INFORMATION
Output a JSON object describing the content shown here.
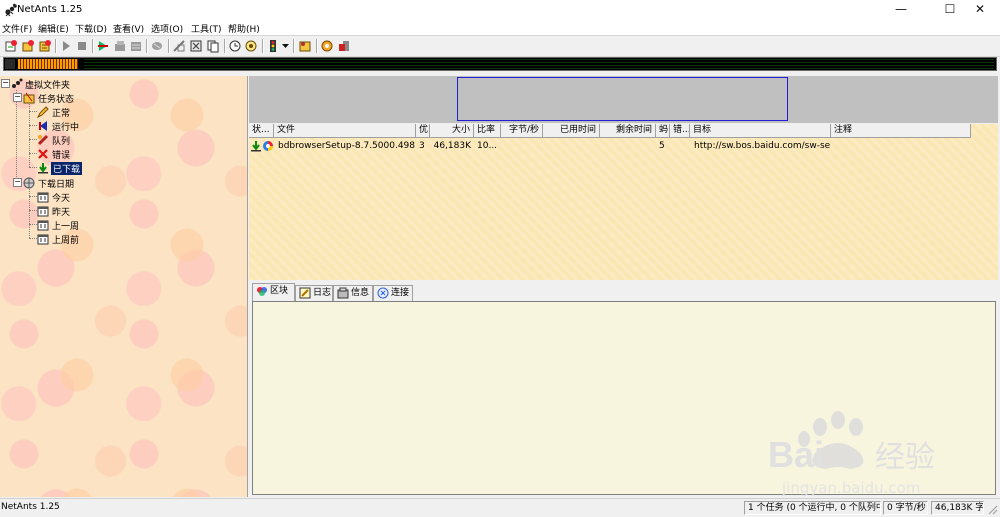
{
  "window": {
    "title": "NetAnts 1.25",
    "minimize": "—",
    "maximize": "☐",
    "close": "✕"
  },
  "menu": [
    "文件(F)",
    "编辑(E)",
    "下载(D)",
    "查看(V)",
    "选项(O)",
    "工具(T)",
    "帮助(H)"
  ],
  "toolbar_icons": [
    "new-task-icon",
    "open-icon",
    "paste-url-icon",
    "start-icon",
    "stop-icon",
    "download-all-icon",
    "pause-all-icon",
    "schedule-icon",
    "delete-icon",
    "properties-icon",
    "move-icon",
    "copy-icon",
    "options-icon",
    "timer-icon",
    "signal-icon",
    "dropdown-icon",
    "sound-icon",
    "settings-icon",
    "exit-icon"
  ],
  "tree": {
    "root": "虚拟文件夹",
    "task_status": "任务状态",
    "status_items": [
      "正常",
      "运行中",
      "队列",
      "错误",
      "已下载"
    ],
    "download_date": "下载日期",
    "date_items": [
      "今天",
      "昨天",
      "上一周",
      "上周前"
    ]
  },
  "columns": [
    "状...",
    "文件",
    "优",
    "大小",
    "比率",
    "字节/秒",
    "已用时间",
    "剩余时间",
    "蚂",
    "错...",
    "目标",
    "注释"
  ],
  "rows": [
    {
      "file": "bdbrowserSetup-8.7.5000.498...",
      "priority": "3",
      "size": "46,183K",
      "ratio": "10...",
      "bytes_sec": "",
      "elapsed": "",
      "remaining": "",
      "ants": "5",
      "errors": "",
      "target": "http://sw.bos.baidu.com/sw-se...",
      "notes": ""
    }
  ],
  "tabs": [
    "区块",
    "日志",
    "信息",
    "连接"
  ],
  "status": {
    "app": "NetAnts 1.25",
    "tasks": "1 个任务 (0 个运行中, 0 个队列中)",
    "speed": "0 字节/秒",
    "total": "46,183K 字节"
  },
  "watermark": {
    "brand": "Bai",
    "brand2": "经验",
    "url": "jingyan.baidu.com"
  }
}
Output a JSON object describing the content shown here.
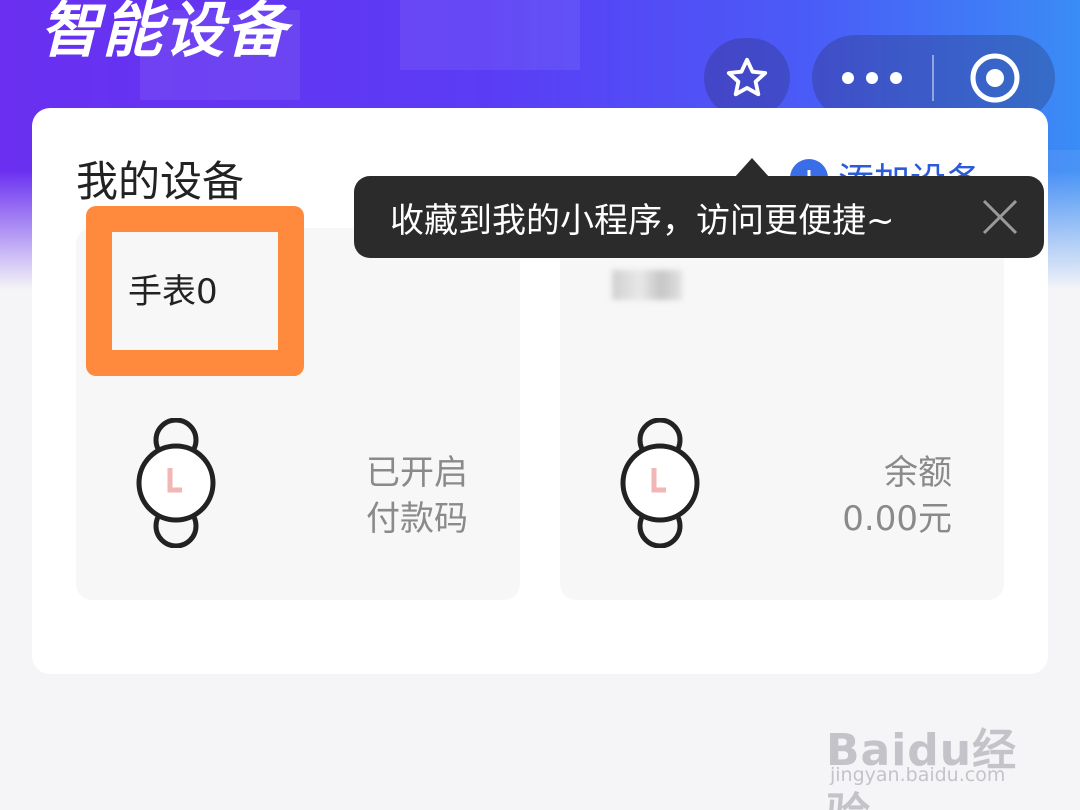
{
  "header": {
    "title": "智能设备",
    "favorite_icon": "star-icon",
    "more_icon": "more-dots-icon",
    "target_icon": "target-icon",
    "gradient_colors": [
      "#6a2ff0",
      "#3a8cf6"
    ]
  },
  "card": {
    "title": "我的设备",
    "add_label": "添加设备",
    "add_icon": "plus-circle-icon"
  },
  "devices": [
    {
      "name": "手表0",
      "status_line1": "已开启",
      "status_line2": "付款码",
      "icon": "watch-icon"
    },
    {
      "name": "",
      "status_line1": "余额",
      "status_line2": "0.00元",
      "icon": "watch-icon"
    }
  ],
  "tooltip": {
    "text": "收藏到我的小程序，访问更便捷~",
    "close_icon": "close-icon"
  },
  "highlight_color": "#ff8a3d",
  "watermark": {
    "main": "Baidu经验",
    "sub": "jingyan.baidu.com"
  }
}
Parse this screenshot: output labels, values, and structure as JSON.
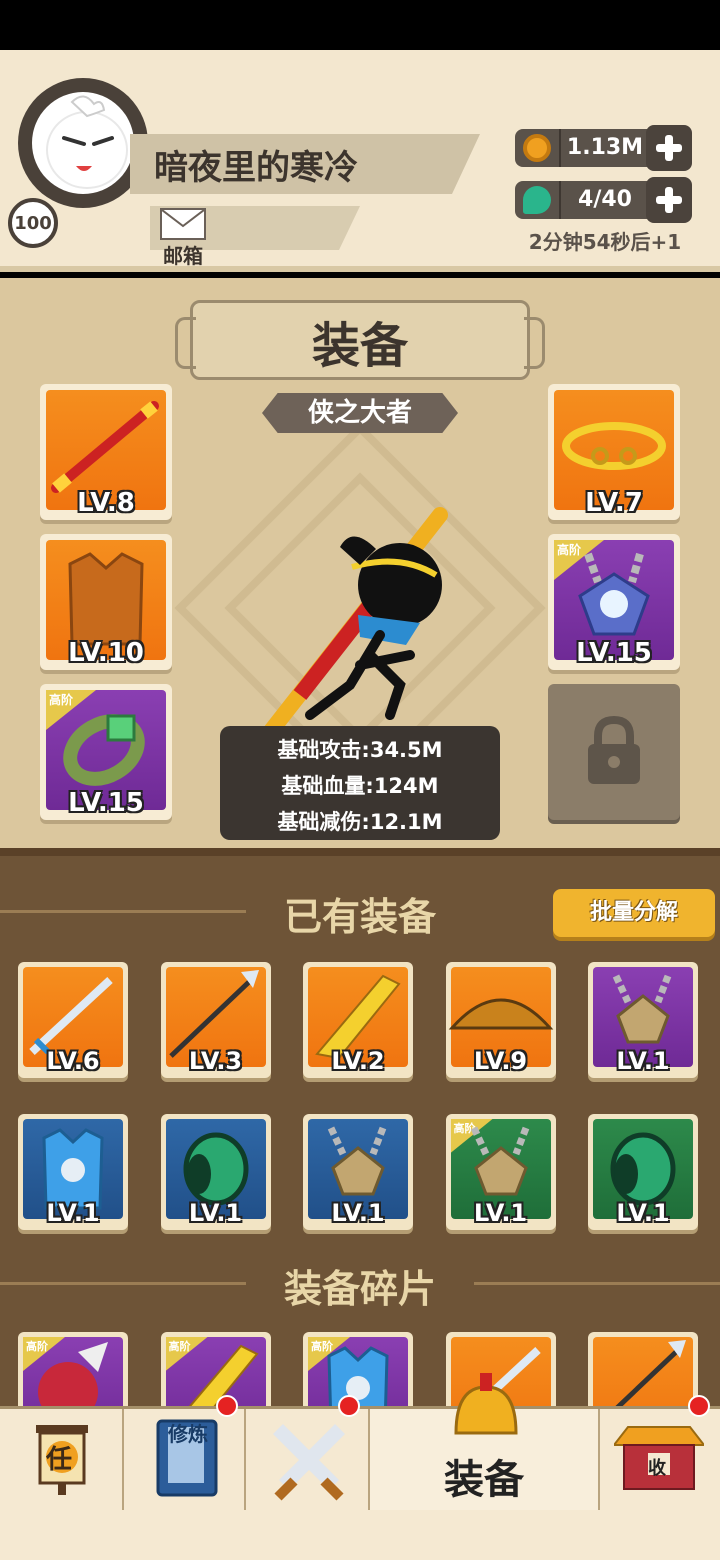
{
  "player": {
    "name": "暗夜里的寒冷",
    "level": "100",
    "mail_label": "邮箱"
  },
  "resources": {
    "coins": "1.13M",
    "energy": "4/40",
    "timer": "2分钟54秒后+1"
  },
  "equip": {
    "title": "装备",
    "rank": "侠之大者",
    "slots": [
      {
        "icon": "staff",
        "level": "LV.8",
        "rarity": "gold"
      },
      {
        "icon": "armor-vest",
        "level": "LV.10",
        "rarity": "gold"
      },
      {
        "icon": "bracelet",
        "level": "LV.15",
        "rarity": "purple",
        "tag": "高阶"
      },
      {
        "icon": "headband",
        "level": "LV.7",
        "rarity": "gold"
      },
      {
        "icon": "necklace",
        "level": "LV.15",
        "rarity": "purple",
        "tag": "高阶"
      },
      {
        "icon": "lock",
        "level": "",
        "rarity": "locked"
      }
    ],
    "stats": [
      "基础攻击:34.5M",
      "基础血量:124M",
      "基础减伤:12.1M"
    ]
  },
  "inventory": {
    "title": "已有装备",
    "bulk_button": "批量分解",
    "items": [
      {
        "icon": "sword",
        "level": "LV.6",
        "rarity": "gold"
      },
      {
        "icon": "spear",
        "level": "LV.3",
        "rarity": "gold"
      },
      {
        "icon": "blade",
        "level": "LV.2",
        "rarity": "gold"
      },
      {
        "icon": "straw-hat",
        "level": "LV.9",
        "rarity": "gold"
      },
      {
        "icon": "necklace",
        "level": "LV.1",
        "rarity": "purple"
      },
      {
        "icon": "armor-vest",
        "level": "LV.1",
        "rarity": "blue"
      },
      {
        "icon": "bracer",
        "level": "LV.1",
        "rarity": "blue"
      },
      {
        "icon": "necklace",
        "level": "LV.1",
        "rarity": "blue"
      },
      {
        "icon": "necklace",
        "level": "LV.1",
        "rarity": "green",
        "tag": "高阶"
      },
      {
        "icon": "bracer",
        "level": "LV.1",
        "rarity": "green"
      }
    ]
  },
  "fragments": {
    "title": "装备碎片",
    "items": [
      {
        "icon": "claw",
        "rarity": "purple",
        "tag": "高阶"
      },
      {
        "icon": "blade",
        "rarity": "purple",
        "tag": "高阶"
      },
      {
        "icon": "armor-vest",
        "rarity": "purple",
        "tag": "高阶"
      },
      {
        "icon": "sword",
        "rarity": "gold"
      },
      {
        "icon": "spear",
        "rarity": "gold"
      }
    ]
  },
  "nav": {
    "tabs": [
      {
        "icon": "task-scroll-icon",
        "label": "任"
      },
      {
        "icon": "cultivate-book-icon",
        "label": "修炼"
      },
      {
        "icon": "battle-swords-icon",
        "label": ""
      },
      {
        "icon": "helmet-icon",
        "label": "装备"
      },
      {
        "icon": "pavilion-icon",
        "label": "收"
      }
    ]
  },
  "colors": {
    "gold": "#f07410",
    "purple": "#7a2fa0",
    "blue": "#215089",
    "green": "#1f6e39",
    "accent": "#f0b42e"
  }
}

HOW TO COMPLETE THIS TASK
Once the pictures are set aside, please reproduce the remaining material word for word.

WRITTEN SOLUTION
Output a JSON object describing the content shown here.
{
  "window": {
    "title": "NetAnts 1.25",
    "minimize": "—",
    "maximize": "☐",
    "close": "✕"
  },
  "menu": [
    "文件(F)",
    "编辑(E)",
    "下载(D)",
    "查看(V)",
    "选项(O)",
    "工具(T)",
    "帮助(H)"
  ],
  "toolbar_icons": [
    "new-task-icon",
    "open-icon",
    "paste-url-icon",
    "start-icon",
    "stop-icon",
    "download-all-icon",
    "pause-all-icon",
    "schedule-icon",
    "delete-icon",
    "properties-icon",
    "move-icon",
    "copy-icon",
    "options-icon",
    "timer-icon",
    "signal-icon",
    "dropdown-icon",
    "sound-icon",
    "settings-icon",
    "exit-icon"
  ],
  "tree": {
    "root": "虚拟文件夹",
    "task_status": "任务状态",
    "status_items": [
      "正常",
      "运行中",
      "队列",
      "错误",
      "已下载"
    ],
    "download_date": "下载日期",
    "date_items": [
      "今天",
      "昨天",
      "上一周",
      "上周前"
    ]
  },
  "columns": [
    "状...",
    "文件",
    "优",
    "大小",
    "比率",
    "字节/秒",
    "已用时间",
    "剩余时间",
    "蚂",
    "错...",
    "目标",
    "注释"
  ],
  "rows": [
    {
      "file": "bdbrowserSetup-8.7.5000.498...",
      "priority": "3",
      "size": "46,183K",
      "ratio": "10...",
      "bytes_sec": "",
      "elapsed": "",
      "remaining": "",
      "ants": "5",
      "errors": "",
      "target": "http://sw.bos.baidu.com/sw-se...",
      "notes": ""
    }
  ],
  "tabs": [
    "区块",
    "日志",
    "信息",
    "连接"
  ],
  "status": {
    "app": "NetAnts 1.25",
    "tasks": "1 个任务 (0 个运行中, 0 个队列中)",
    "speed": "0 字节/秒",
    "total": "46,183K 字节"
  },
  "watermark": {
    "brand": "Bai",
    "brand2": "经验",
    "url": "jingyan.baidu.com"
  }
}
Output a JSON object describing the content shown here.
{
  "header": {
    "title": "智能设备",
    "favorite_icon": "star-icon",
    "more_icon": "more-dots-icon",
    "target_icon": "target-icon",
    "gradient_colors": [
      "#6a2ff0",
      "#3a8cf6"
    ]
  },
  "card": {
    "title": "我的设备",
    "add_label": "添加设备",
    "add_icon": "plus-circle-icon"
  },
  "devices": [
    {
      "name": "手表0",
      "status_line1": "已开启",
      "status_line2": "付款码",
      "icon": "watch-icon"
    },
    {
      "name": "",
      "status_line1": "余额",
      "status_line2": "0.00元",
      "icon": "watch-icon"
    }
  ],
  "tooltip": {
    "text": "收藏到我的小程序，访问更便捷~",
    "close_icon": "close-icon"
  },
  "highlight_color": "#ff8a3d",
  "watermark": {
    "main": "Baidu经验",
    "sub": "jingyan.baidu.com"
  }
}
Parse this screenshot: output labels, values, and structure as JSON.
{
  "player": {
    "name": "暗夜里的寒冷",
    "level": "100",
    "mail_label": "邮箱"
  },
  "resources": {
    "coins": "1.13M",
    "energy": "4/40",
    "timer": "2分钟54秒后+1"
  },
  "equip": {
    "title": "装备",
    "rank": "侠之大者",
    "slots": [
      {
        "icon": "staff",
        "level": "LV.8",
        "rarity": "gold"
      },
      {
        "icon": "armor-vest",
        "level": "LV.10",
        "rarity": "gold"
      },
      {
        "icon": "bracelet",
        "level": "LV.15",
        "rarity": "purple",
        "tag": "高阶"
      },
      {
        "icon": "headband",
        "level": "LV.7",
        "rarity": "gold"
      },
      {
        "icon": "necklace",
        "level": "LV.15",
        "rarity": "purple",
        "tag": "高阶"
      },
      {
        "icon": "lock",
        "level": "",
        "rarity": "locked"
      }
    ],
    "stats": [
      "基础攻击:34.5M",
      "基础血量:124M",
      "基础减伤:12.1M"
    ]
  },
  "inventory": {
    "title": "已有装备",
    "bulk_button": "批量分解",
    "items": [
      {
        "icon": "sword",
        "level": "LV.6",
        "rarity": "gold"
      },
      {
        "icon": "spear",
        "level": "LV.3",
        "rarity": "gold"
      },
      {
        "icon": "blade",
        "level": "LV.2",
        "rarity": "gold"
      },
      {
        "icon": "straw-hat",
        "level": "LV.9",
        "rarity": "gold"
      },
      {
        "icon": "necklace",
        "level": "LV.1",
        "rarity": "purple"
      },
      {
        "icon": "armor-vest",
        "level": "LV.1",
        "rarity": "blue"
      },
      {
        "icon": "bracer",
        "level": "LV.1",
        "rarity": "blue"
      },
      {
        "icon": "necklace",
        "level": "LV.1",
        "rarity": "blue"
      },
      {
        "icon": "necklace",
        "level": "LV.1",
        "rarity": "green",
        "tag": "高阶"
      },
      {
        "icon": "bracer",
        "level": "LV.1",
        "rarity": "green"
      }
    ]
  },
  "fragments": {
    "title": "装备碎片",
    "items": [
      {
        "icon": "claw",
        "rarity": "purple",
        "tag": "高阶"
      },
      {
        "icon": "blade",
        "rarity": "purple",
        "tag": "高阶"
      },
      {
        "icon": "armor-vest",
        "rarity": "purple",
        "tag": "高阶"
      },
      {
        "icon": "sword",
        "rarity": "gold"
      },
      {
        "icon": "spear",
        "rarity": "gold"
      }
    ]
  },
  "nav": {
    "tabs": [
      {
        "icon": "task-scroll-icon",
        "label": "任"
      },
      {
        "icon": "cultivate-book-icon",
        "label": "修炼"
      },
      {
        "icon": "battle-swords-icon",
        "label": ""
      },
      {
        "icon": "helmet-icon",
        "label": "装备"
      },
      {
        "icon": "pavilion-icon",
        "label": "收"
      }
    ]
  },
  "colors": {
    "gold": "#f07410",
    "purple": "#7a2fa0",
    "blue": "#215089",
    "green": "#1f6e39",
    "accent": "#f0b42e"
  }
}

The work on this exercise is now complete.